Yet it appears to be a highly active plant, flowering young and growing vigorously; and the single population is genetically very diverse, a trait which is usually favourable to survival.
Maurizio Rosetto is trying to figure out the rules that determine survival
One mechanism which enables it to maintain this diversity is a block, presumably genetic, on self-pollination; only cross-pollinated seeds survive.
Each tree blooms infrequently, so no given pair of trees is likely to cross often.
And it is able to live for hundreds, perhaps thousands of years by re-sprouting - dying back, and allowing a new stem to form.
The second tree, Elaeocarpus williamsianus, possesses some of the same mechanisms which make Eidothea hardeniana so locally successful.
Nine small populations have been found in New South Wales; so you might presume it is in a better state than hardeniana.
Not a bit of it; here re-sprouting appears to have got out of hand.
"When we went to look at those populations and analyse them using DNA techniques, what we found was that every single population is one individual," recounts Dr Rossetto.
"Because, like Eidothea, it doesn't self-pollinate, all those populations - except for one, where there are two individuals - are sterile. So because of the success of this re-sprouting habit, this species has cornered itself in an evolutionary impasse."
So it is heading for extinction?
"It is not in a very practical position, let's put it this way!"
Effects if size
Two trees, then, each able to re-sprout and to prevent self-pollination; but it is williamsianus with its apparently larger population size which is in trouble, while the tiny colony of hardeniana looks set to cope much better.
"Sometimes there is this rationale - like 'we'll save the big area and get rid of the small area' - it's not as simple as that, and we have lots of examples where the small population has more diversity than the big population," says Maurizio Rossetto.
"You need to have better understanding; and if you have sufficient data from a sufficient number of species, that will help us to make some true generalisations."
Taken far enough, could detailed investigations including fieldwork and genetic analysis produce a kind of rulebook - a definitive list of the traits which make a given species more or less likely to survive a period of sustained stress, as the human race and its six billion members are now creating?
"I think it's not impossible," Rossetto says.
Until that happens, what conclusions would Corey Bradshaw draw from his overview? Are there any traits which place species in greater or less danger?
"If you think about it, nothing really evolves to go extinct," he comments, "it's anti-life, anti-Darwinian, it makes no sense.
"What does make sense is if, suddenly, a novel mortality source comes along, acting on a scale which is much less than the lifetime of an individual; then you're getting into a problem."
And here may be a clue; because in the animal kingdom, the lifetime of an individual tends to parallel body size.
"If your body size is large, chances are you're not going to be able to adapt to novel mortality sources.
"If I were going to predict whether an elephant or a mouse would go extinct, I would say an elephant most likely, because it's not going to be able to adapt to the changes we're making to the planet."
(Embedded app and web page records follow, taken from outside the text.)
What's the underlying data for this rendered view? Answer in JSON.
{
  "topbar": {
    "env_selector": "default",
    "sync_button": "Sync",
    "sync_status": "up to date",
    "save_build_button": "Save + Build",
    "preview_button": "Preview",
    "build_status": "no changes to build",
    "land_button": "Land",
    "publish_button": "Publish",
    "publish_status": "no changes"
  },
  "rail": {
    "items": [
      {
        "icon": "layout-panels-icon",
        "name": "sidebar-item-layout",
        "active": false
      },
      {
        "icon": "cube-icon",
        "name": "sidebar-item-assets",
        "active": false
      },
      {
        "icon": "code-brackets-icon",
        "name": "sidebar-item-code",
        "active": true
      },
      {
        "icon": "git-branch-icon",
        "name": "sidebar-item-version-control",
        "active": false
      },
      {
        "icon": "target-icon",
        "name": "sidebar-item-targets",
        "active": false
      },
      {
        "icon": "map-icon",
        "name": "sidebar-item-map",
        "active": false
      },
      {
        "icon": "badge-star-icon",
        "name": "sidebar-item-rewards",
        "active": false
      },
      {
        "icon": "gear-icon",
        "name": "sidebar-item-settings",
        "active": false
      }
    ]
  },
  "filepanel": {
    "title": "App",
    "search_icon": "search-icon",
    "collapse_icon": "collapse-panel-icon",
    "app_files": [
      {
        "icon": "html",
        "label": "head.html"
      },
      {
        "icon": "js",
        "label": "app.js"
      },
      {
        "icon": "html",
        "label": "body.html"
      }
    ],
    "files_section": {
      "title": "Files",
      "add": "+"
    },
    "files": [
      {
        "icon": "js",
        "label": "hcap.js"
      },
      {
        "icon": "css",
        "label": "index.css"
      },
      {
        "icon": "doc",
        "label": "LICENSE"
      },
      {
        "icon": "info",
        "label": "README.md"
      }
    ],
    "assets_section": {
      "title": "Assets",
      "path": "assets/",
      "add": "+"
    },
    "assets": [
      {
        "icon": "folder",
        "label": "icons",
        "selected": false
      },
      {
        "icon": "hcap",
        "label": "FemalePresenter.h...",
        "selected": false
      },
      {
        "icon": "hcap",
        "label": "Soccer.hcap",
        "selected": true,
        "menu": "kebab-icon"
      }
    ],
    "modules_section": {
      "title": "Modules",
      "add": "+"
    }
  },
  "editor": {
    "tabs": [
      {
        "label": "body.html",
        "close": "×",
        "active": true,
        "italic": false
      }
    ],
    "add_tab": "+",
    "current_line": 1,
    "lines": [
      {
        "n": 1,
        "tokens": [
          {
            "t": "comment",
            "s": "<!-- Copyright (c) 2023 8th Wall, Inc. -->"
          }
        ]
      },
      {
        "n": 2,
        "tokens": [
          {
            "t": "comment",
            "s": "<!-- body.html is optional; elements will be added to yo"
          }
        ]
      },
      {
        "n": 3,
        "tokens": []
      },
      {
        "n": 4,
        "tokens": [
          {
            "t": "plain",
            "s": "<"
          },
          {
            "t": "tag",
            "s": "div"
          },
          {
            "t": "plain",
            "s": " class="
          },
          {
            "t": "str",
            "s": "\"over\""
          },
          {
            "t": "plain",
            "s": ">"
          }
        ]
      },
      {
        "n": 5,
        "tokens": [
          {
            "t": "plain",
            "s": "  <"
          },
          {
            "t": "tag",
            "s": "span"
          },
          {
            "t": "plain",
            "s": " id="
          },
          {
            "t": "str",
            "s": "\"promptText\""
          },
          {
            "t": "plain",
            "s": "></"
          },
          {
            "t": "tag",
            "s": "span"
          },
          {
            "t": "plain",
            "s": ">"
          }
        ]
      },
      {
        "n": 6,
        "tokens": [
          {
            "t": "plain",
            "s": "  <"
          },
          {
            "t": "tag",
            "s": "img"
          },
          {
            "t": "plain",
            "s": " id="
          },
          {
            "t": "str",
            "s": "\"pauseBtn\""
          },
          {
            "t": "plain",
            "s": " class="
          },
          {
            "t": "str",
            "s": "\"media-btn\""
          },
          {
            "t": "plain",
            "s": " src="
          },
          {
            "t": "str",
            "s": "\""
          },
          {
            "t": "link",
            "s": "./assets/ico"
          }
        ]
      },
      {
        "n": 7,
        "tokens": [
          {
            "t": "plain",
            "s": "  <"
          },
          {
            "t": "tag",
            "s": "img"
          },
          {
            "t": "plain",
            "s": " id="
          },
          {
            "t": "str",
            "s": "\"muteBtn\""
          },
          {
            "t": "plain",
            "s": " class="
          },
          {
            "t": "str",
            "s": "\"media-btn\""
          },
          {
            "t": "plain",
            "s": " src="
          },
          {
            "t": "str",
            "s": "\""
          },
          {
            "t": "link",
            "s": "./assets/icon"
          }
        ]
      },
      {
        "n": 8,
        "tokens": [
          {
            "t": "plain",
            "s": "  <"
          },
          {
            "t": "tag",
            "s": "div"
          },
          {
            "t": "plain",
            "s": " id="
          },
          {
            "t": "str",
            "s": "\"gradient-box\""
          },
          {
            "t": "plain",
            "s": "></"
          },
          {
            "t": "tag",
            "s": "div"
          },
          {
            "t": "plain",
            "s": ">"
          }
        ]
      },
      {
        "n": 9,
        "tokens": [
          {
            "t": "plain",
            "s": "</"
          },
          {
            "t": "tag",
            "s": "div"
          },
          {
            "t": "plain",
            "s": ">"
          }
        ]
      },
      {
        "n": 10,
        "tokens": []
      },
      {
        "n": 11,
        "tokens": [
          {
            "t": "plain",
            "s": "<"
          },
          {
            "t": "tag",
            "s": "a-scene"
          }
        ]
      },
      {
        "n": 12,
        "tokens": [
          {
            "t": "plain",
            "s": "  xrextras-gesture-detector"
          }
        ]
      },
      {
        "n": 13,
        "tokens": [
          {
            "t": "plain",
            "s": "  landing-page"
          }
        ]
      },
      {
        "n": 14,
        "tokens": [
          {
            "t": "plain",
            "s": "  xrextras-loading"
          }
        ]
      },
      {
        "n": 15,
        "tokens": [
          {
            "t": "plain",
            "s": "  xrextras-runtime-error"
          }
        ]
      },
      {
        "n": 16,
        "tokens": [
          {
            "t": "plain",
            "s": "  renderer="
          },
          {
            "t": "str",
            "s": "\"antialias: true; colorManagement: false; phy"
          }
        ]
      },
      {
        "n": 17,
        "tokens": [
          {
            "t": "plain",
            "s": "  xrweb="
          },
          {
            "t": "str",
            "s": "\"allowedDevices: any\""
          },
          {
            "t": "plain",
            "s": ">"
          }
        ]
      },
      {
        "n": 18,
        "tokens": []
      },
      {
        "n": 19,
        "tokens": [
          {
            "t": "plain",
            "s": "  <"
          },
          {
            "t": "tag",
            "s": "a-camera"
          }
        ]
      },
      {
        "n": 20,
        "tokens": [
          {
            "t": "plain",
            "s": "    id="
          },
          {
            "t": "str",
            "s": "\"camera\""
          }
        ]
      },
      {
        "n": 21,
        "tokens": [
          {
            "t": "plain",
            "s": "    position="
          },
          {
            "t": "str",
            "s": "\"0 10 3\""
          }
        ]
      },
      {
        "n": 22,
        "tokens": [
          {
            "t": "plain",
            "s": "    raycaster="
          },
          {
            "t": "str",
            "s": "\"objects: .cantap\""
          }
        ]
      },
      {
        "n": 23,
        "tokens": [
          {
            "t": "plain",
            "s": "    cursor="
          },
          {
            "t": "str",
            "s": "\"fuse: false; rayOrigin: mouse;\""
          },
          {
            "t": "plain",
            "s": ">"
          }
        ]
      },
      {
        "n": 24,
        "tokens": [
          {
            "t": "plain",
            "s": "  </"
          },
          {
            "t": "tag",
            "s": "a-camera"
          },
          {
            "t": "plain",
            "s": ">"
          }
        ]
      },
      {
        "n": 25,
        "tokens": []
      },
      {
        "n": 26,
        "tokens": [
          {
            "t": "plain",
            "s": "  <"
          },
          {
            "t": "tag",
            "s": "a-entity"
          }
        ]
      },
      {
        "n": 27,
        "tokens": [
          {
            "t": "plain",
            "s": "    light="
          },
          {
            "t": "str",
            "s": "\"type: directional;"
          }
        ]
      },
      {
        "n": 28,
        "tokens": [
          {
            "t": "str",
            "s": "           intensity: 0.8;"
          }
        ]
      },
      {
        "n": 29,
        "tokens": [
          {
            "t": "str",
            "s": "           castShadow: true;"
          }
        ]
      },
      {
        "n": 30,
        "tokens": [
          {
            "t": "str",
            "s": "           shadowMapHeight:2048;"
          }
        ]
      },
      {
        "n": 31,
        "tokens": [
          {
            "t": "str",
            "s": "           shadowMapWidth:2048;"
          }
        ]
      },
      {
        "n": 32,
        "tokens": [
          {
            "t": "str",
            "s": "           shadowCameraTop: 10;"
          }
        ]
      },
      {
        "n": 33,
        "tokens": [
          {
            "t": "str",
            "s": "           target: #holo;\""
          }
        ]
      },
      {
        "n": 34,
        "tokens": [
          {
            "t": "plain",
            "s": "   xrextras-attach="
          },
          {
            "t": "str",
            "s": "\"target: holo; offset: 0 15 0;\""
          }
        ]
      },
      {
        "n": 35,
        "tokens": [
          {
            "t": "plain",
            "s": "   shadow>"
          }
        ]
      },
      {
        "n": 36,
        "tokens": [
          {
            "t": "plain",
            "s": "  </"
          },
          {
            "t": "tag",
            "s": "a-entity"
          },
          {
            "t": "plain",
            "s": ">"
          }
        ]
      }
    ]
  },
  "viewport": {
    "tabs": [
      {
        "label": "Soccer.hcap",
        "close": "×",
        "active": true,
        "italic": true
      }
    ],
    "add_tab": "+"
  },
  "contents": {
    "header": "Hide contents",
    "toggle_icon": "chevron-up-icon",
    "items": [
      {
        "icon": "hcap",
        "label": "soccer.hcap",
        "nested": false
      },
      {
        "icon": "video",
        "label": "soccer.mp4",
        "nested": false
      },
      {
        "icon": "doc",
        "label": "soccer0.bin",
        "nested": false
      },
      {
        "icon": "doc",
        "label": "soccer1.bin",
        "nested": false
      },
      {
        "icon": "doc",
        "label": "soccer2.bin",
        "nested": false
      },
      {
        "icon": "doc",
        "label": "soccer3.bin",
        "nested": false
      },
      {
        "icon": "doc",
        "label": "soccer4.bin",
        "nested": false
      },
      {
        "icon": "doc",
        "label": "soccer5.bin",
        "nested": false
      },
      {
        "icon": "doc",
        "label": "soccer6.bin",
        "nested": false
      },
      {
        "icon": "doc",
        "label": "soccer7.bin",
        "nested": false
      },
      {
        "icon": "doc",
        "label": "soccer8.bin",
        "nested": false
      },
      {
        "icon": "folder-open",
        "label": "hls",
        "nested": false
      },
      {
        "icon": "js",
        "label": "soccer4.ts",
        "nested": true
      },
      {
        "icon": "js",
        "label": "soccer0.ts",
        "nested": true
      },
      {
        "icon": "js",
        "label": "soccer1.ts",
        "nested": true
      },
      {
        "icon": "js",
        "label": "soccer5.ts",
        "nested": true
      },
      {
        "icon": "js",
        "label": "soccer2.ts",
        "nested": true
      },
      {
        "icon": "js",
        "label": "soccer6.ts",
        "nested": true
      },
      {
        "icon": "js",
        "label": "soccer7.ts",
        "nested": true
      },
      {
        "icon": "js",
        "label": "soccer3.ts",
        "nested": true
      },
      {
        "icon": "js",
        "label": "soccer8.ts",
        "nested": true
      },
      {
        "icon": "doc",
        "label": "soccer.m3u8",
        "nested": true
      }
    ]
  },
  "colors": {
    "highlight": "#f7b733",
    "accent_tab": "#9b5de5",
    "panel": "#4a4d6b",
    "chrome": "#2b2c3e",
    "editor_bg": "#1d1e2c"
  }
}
What does all of this prove? Basically, that extinction is a complex business - size, at least in terms of a population, is far from everything.
And allocating valuable conservation resources is best done from a position of knowledge.